In the past five years, restaurant marketing has expanded dramatically beyond traditional vehicles such as television, radio, print and direct mail with the widespread adaption of smartphones and digital media.
Customer relationship management has turned marketing into a one-on-one proposition rather than a one-brand-to-audience exercise.
That seismic shift will continue, with companies and vendors honing their abilities to reach individual customers and to quickly assess their needs, wants and desires.
Big restaurant marketers are already using smartphone loyalty apps, in combination with emails and text messages, to drive traffic during off-peak days and dayparts. Starbucks, for example, sends emails that urge customers to make purchases via app on certain days and within certain hours by dangling the carrot-like reward of quadruple points.
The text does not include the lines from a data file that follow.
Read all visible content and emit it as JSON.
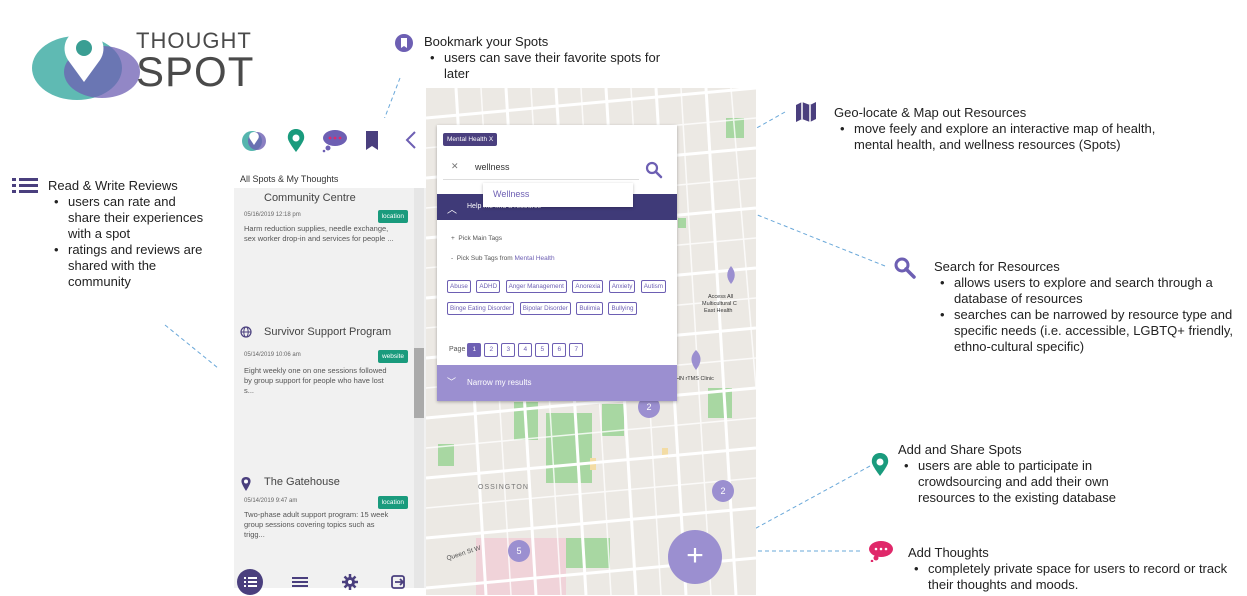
{
  "logo": {
    "line1": "THOUGHT",
    "line2": "SPOT"
  },
  "notes": {
    "bookmark": {
      "title": "Bookmark your Spots",
      "items": [
        "users can save their favorite spots for later"
      ]
    },
    "geolocate": {
      "title": "Geo-locate & Map out Resources",
      "items": [
        "move feely and explore an interactive map of health, mental health, and wellness resources (Spots)"
      ]
    },
    "reviews": {
      "title": "Read & Write Reviews",
      "items": [
        "users can rate and share their experiences with a spot",
        "ratings and reviews are shared with the community"
      ]
    },
    "search": {
      "title": "Search for Resources",
      "items": [
        "allows users to explore and search through a database of resources",
        "searches can be narrowed by resource type and specific needs (i.e. accessible, LGBTQ+ friendly, ethno-cultural specific)"
      ]
    },
    "addspots": {
      "title": "Add and Share Spots",
      "items": [
        "users are able to participate in crowdsourcing and add their own resources to the existing database"
      ]
    },
    "thoughts": {
      "title": "Add Thoughts",
      "items": [
        "completely private space for users to record or track their thoughts and moods."
      ]
    }
  },
  "app": {
    "list_header": "All Spots & My Thoughts",
    "cards": [
      {
        "title": "Community Centre",
        "date": "05/16/2019 12:18 pm",
        "badge": "location",
        "desc": "Harm reduction supplies, needle exchange, sex worker drop-in and services for people ..."
      },
      {
        "title": "Survivor Support Program",
        "date": "05/14/2019 10:06 am",
        "badge": "website",
        "desc": "Eight weekly one on one sessions followed by group support for people who have lost s..."
      },
      {
        "title": "The Gatehouse",
        "date": "05/14/2019 9:47 am",
        "badge": "location",
        "desc": "Two-phase adult support program: 15 week group sessions covering topics such as trigg..."
      }
    ]
  },
  "search": {
    "pill": "Mental Health X",
    "input_value": "wellness",
    "suggestion": "Wellness",
    "bar_text": "Help me find a resource",
    "main_tags": "Pick Main Tags",
    "sub_tags_prefix": "Pick Sub Tags from",
    "sub_tags_category": "Mental Health",
    "tags": [
      "Abuse",
      "ADHD",
      "Anger Management",
      "Anorexia",
      "Anxiety",
      "Autism",
      "Binge Eating Disorder",
      "Bipolar Disorder",
      "Bulimia",
      "Bullying"
    ],
    "page_label": "Page",
    "pages": [
      "1",
      "2",
      "3",
      "4",
      "5",
      "6",
      "7"
    ],
    "narrow": "Narrow my results"
  },
  "map": {
    "labels": {
      "ossington": "OSSINGTON",
      "queen": "Queen St W",
      "access": "Access All",
      "multicultural": "Multicultural C",
      "easthealth": "East Health",
      "clinic": "HN rTMS Clinic"
    },
    "clusters": [
      "2",
      "2",
      "5"
    ]
  },
  "colors": {
    "brand_purple": "#6d5fb3",
    "teal": "#1a9b7d",
    "pink": "#e0286a"
  }
}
"People have come to expect certain conveniences when they shop, travel and handle their finances — such as mobile access, personalization, loyalty tracking and no-touch transactions," said Andrew Feinberg, principal of Deloitte Consulting LLP’s restaurant and foodservice practice, in a September study on restaurant technology. "More and more, they want their restaurant experiences to feel the same way.”
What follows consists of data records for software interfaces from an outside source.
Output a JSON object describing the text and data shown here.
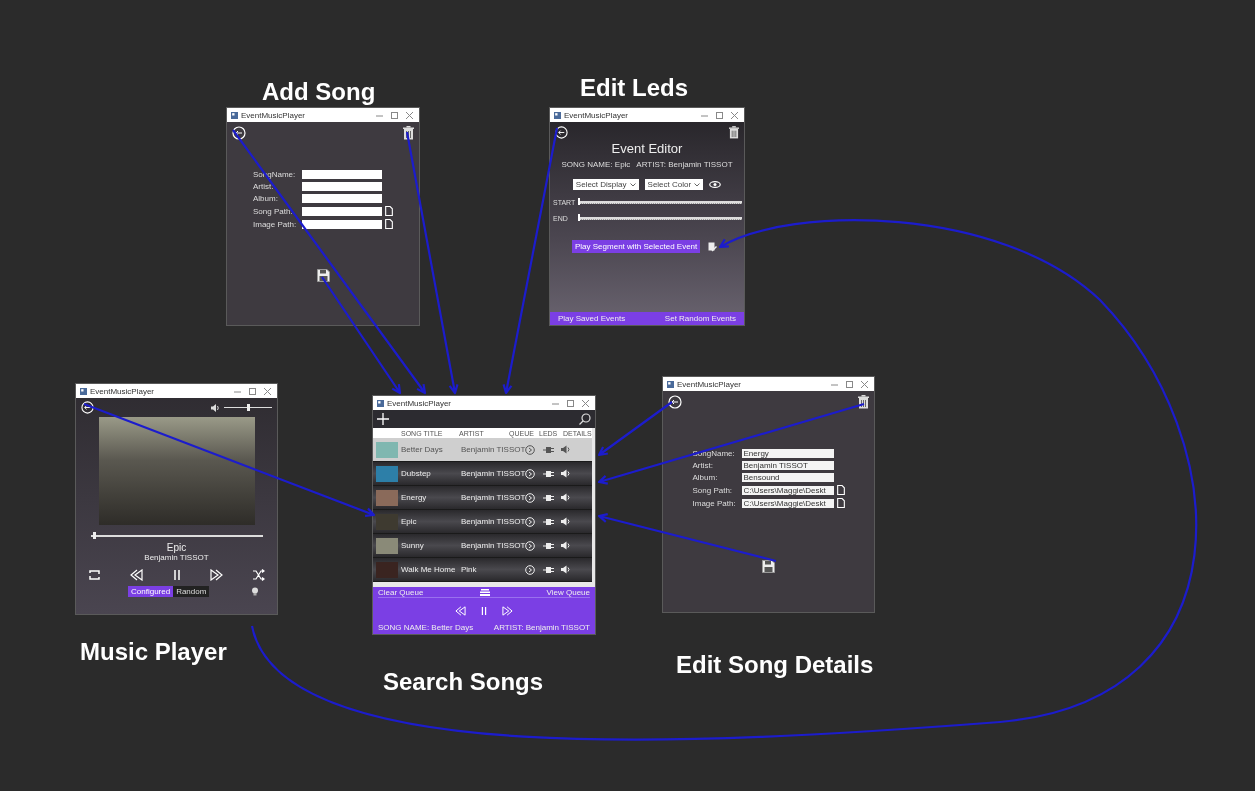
{
  "screens": [
    {
      "kind": "add_song",
      "caption": "Add Song",
      "window_title": "EventMusicPlayer",
      "fields": [
        {
          "label": "SongName:",
          "browse": false
        },
        {
          "label": "Artist:",
          "browse": false
        },
        {
          "label": "Album:",
          "browse": false
        },
        {
          "label": "Song Path:",
          "browse": true
        },
        {
          "label": "Image Path:",
          "browse": true
        }
      ]
    },
    {
      "kind": "event_editor",
      "caption": "Edit Leds",
      "window_title": "EventMusicPlayer",
      "heading": "Event Editor",
      "song_info": "SONG NAME: Epic",
      "artist_info": "ARTIST: Benjamin TISSOT",
      "selects": [
        {
          "value": "Select Display"
        },
        {
          "value": "Select Color"
        }
      ],
      "sliders": [
        {
          "label": "START",
          "level": 0
        },
        {
          "label": "END",
          "level": 0
        }
      ],
      "play_button": "Play Segment with Selected Event",
      "bottom_buttons": [
        "Play Saved Events",
        "Set Random Events"
      ]
    },
    {
      "kind": "music_player",
      "caption": "Music Player",
      "window_title": "EventMusicPlayer",
      "volume": {
        "level": 0.5
      },
      "progress": {
        "level": 0.02
      },
      "song": "Epic",
      "artist": "Benjamin TISSOT",
      "modes": [
        {
          "label": "Configured",
          "selected": true
        },
        {
          "label": "Random",
          "selected": false
        }
      ]
    },
    {
      "kind": "song_list",
      "caption": "Search Songs",
      "window_title": "EventMusicPlayer",
      "columns": [
        "SONG TITLE",
        "ARTIST",
        "QUEUE",
        "LEDS",
        "DETAILS"
      ],
      "rows": [
        {
          "title": "Better Days",
          "artist": "Benjamin TISSOT",
          "selected": true
        },
        {
          "title": "Dubstep",
          "artist": "Benjamin TISSOT",
          "selected": false
        },
        {
          "title": "Energy",
          "artist": "Benjamin TISSOT",
          "selected": false
        },
        {
          "title": "Epic",
          "artist": "Benjamin TISSOT",
          "selected": false
        },
        {
          "title": "Sunny",
          "artist": "Benjamin TISSOT",
          "selected": false
        },
        {
          "title": "Walk Me Home",
          "artist": "Pink",
          "selected": false
        }
      ],
      "clear_queue": "Clear Queue",
      "view_queue": "View Queue",
      "now_playing": "SONG NAME: Better Days",
      "now_artist": "ARTIST:  Benjamin TISSOT"
    },
    {
      "kind": "song_details",
      "caption": "Edit Song Details",
      "window_title": "EventMusicPlayer",
      "fields": [
        {
          "label": "SongName:",
          "value": "Energy",
          "browse": false
        },
        {
          "label": "Artist:",
          "value": "Benjamin TISSOT",
          "browse": false
        },
        {
          "label": "Album:",
          "value": "Bensound",
          "browse": false
        },
        {
          "label": "Song Path:",
          "value": "C:\\Users\\Maggie\\Deskt",
          "browse": true
        },
        {
          "label": "Image Path:",
          "value": "C:\\Users\\Maggie\\Deskt",
          "browse": true
        }
      ]
    }
  ]
}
Feinberg said restaurants will need to engage customers in a “personalized way, even as interactions become more omni-channel."
So no matter how customers place orders — via Internet, app or social media — they want the restaurant brand to recognize them.
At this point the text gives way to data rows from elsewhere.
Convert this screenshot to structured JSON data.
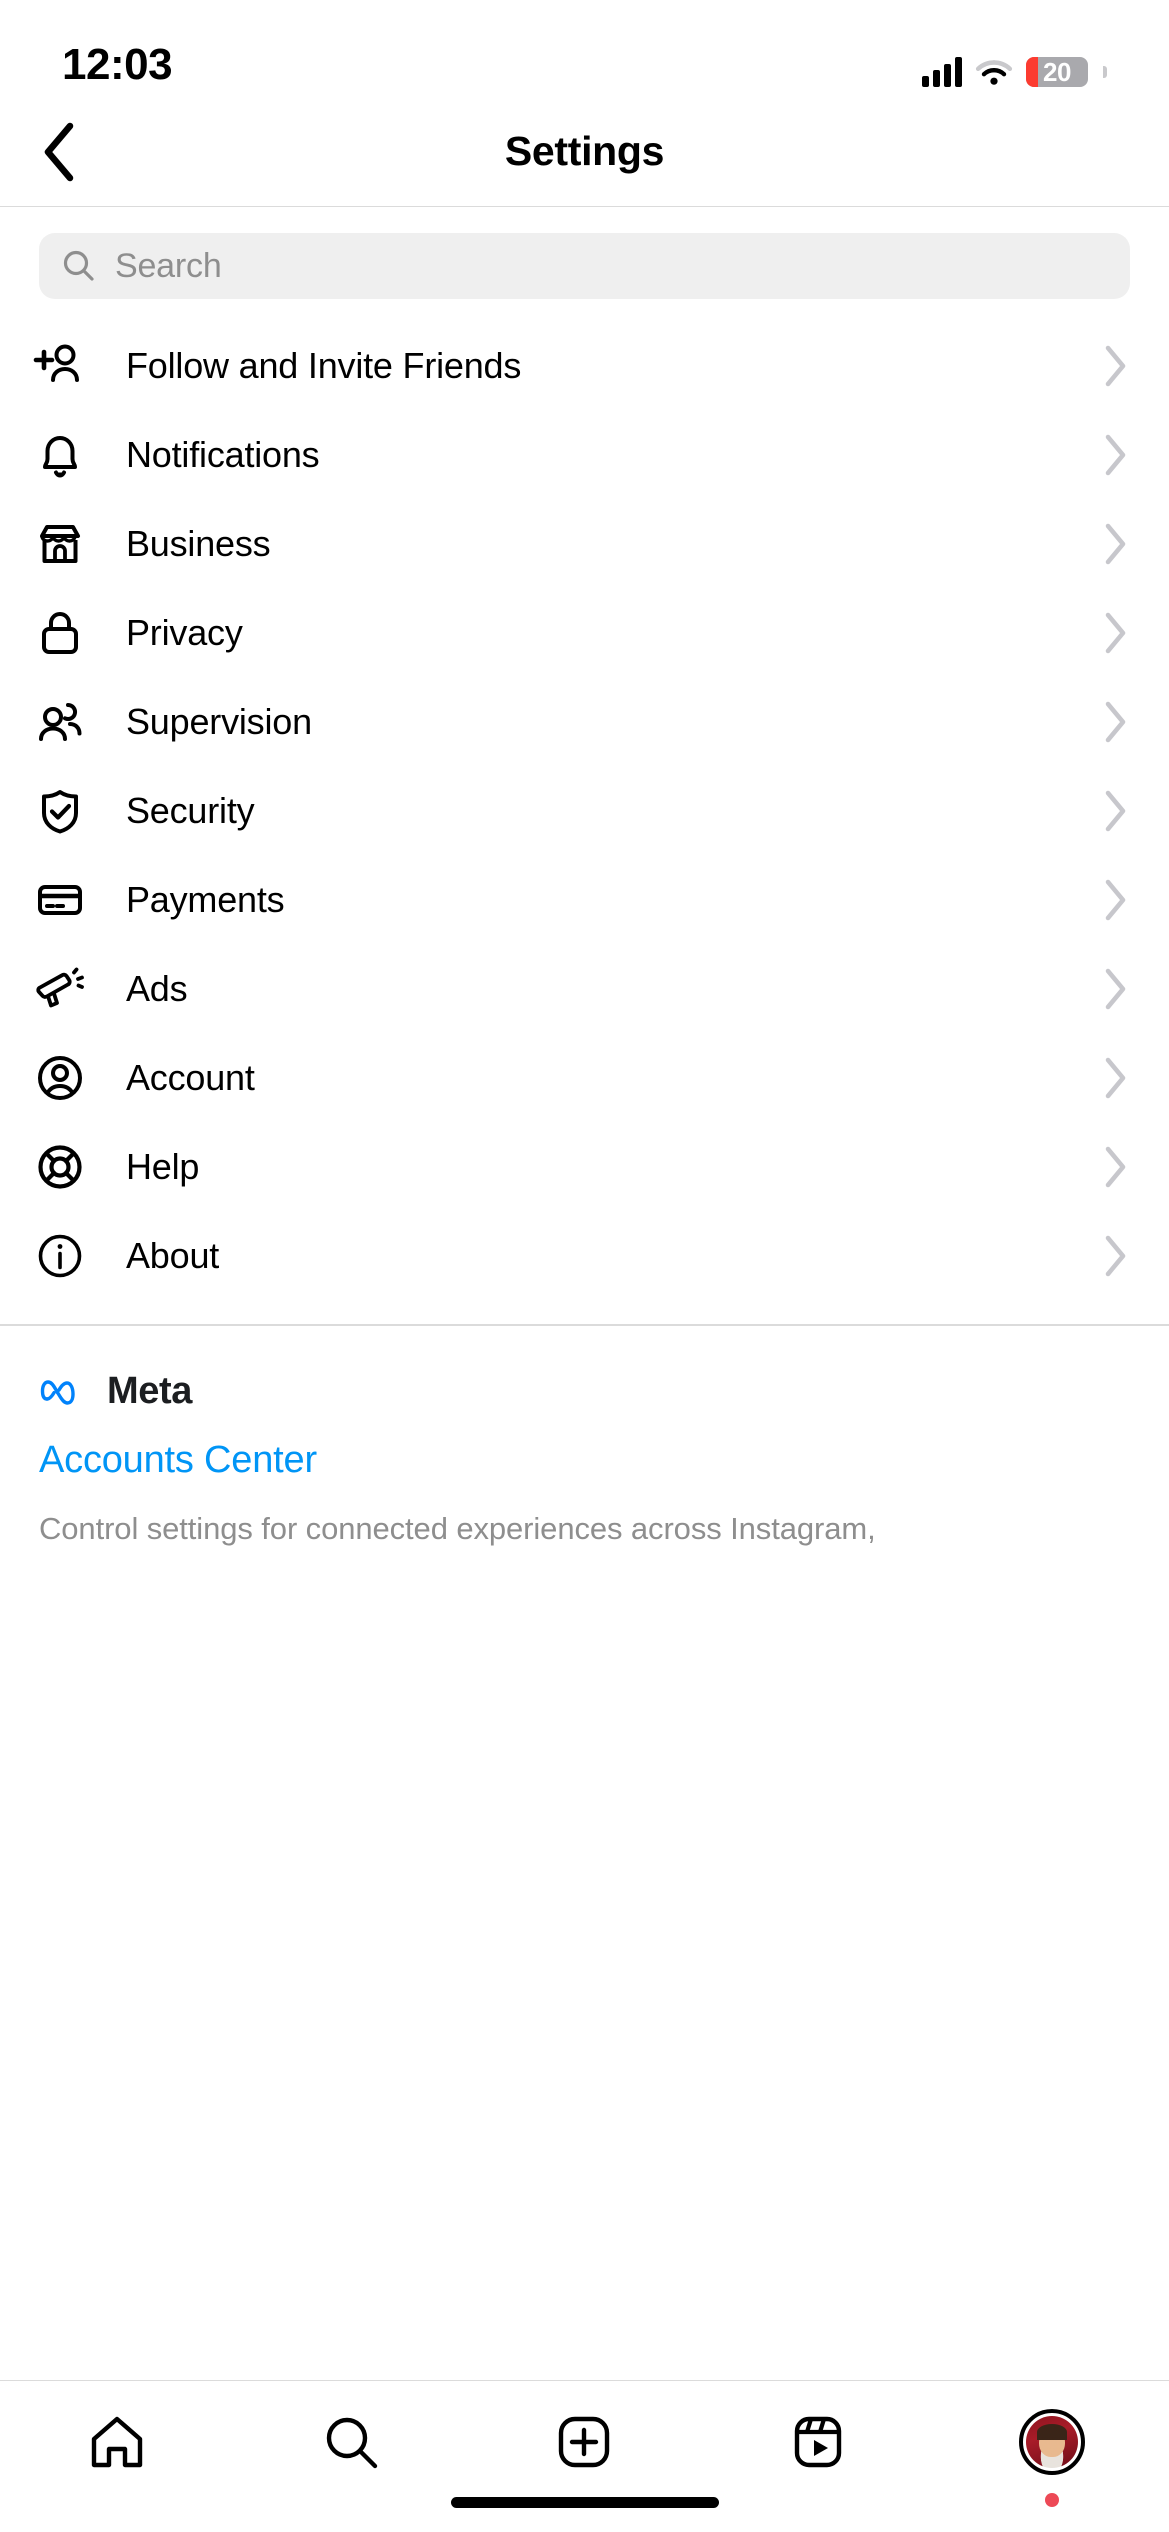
{
  "status_bar": {
    "time": "12:03",
    "cellular_icon": "cellular-signal-icon",
    "wifi_icon": "wifi-icon",
    "battery_icon": "battery-icon",
    "battery_level": "20",
    "battery_percent": 20,
    "battery_color": "#fc3b30"
  },
  "header": {
    "back_icon": "chevron-left-icon",
    "title": "Settings"
  },
  "search": {
    "icon": "search-icon",
    "placeholder": "Search",
    "value": "",
    "background": "#efefef",
    "placeholder_color": "#8e8e8e"
  },
  "settings": {
    "items": [
      {
        "label": "Follow and Invite Friends",
        "icon": "person-plus-icon",
        "chevron": "chevron-right-icon"
      },
      {
        "label": "Notifications",
        "icon": "bell-icon",
        "chevron": "chevron-right-icon"
      },
      {
        "label": "Business",
        "icon": "storefront-icon",
        "chevron": "chevron-right-icon"
      },
      {
        "label": "Privacy",
        "icon": "lock-icon",
        "chevron": "chevron-right-icon"
      },
      {
        "label": "Supervision",
        "icon": "two-people-icon",
        "chevron": "chevron-right-icon"
      },
      {
        "label": "Security",
        "icon": "shield-check-icon",
        "chevron": "chevron-right-icon"
      },
      {
        "label": "Payments",
        "icon": "credit-card-icon",
        "chevron": "chevron-right-icon"
      },
      {
        "label": "Ads",
        "icon": "megaphone-icon",
        "chevron": "chevron-right-icon"
      },
      {
        "label": "Account",
        "icon": "account-circle-icon",
        "chevron": "chevron-right-icon"
      },
      {
        "label": "Help",
        "icon": "life-ring-icon",
        "chevron": "chevron-right-icon"
      },
      {
        "label": "About",
        "icon": "info-circle-icon",
        "chevron": "chevron-right-icon"
      }
    ]
  },
  "meta": {
    "logo_icon": "meta-logo-icon",
    "brand_name": "Meta",
    "accounts_center_label": "Accounts Center",
    "description": "Control settings for connected experiences across Instagram,",
    "link_color": "#0095f6",
    "logo_color": "#0082fb"
  },
  "tabbar": {
    "items": [
      {
        "name": "home",
        "icon": "home-icon"
      },
      {
        "name": "search",
        "icon": "search-icon"
      },
      {
        "name": "create",
        "icon": "plus-square-icon"
      },
      {
        "name": "reels",
        "icon": "reels-icon"
      },
      {
        "name": "profile",
        "icon": "profile-avatar-icon"
      }
    ],
    "profile_badge_color": "#ed4956"
  }
}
Restaurants will use technology to recognize and motivate individual behaviors and, perhaps with beacons, offer specials when the consumer drives or walks by a location.
— Ron Ruggless